WHAT IS EXPECTED: Without omitting anything, copy the data exactly.
(SOURCE INFORMATION begins)
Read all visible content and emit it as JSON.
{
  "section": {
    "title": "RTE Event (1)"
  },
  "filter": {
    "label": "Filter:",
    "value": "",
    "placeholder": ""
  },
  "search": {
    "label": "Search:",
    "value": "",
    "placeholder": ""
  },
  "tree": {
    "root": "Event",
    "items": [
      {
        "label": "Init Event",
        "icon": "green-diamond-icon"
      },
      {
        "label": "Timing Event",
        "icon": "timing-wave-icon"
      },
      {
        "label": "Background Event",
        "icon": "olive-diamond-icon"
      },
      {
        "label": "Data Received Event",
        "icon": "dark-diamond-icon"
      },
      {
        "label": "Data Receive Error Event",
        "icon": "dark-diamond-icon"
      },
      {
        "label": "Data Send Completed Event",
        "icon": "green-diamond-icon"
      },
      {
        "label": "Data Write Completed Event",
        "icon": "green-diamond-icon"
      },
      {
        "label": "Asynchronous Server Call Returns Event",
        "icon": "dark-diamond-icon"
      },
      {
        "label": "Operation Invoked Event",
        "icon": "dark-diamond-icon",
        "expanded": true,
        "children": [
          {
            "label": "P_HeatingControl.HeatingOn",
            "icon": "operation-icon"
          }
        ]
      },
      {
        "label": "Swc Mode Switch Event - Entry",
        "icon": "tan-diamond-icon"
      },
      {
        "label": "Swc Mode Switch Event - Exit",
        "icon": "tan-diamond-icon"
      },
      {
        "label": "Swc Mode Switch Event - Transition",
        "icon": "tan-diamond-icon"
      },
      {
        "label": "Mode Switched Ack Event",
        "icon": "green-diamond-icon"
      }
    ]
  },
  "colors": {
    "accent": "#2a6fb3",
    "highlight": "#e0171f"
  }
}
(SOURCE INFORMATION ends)
OUTPUT FOR THIS TASK:
Read all visible content and emit it as JSON.
{
  "section": {
    "title": "RTE Event (1)"
  },
  "filter": {
    "label": "Filter:",
    "value": "",
    "placeholder": ""
  },
  "search": {
    "label": "Search:",
    "value": "",
    "placeholder": ""
  },
  "tree": {
    "root": "Event",
    "items": [
      {
        "label": "Init Event",
        "icon": "green-diamond-icon"
      },
      {
        "label": "Timing Event",
        "icon": "timing-wave-icon"
      },
      {
        "label": "Background Event",
        "icon": "olive-diamond-icon"
      },
      {
        "label": "Data Received Event",
        "icon": "dark-diamond-icon"
      },
      {
        "label": "Data Receive Error Event",
        "icon": "dark-diamond-icon"
      },
      {
        "label": "Data Send Completed Event",
        "icon": "green-diamond-icon"
      },
      {
        "label": "Data Write Completed Event",
        "icon": "green-diamond-icon"
      },
      {
        "label": "Asynchronous Server Call Returns Event",
        "icon": "dark-diamond-icon"
      },
      {
        "label": "Operation Invoked Event",
        "icon": "dark-diamond-icon",
        "expanded": true,
        "children": [
          {
            "label": "P_HeatingControl.HeatingOn",
            "icon": "operation-icon"
          }
        ]
      },
      {
        "label": "Swc Mode Switch Event - Entry",
        "icon": "tan-diamond-icon"
      },
      {
        "label": "Swc Mode Switch Event - Exit",
        "icon": "tan-diamond-icon"
      },
      {
        "label": "Swc Mode Switch Event - Transition",
        "icon": "tan-diamond-icon"
      },
      {
        "label": "Mode Switched Ack Event",
        "icon": "green-diamond-icon"
      }
    ]
  },
  "colors": {
    "accent": "#2a6fb3",
    "highlight": "#e0171f"
  }
}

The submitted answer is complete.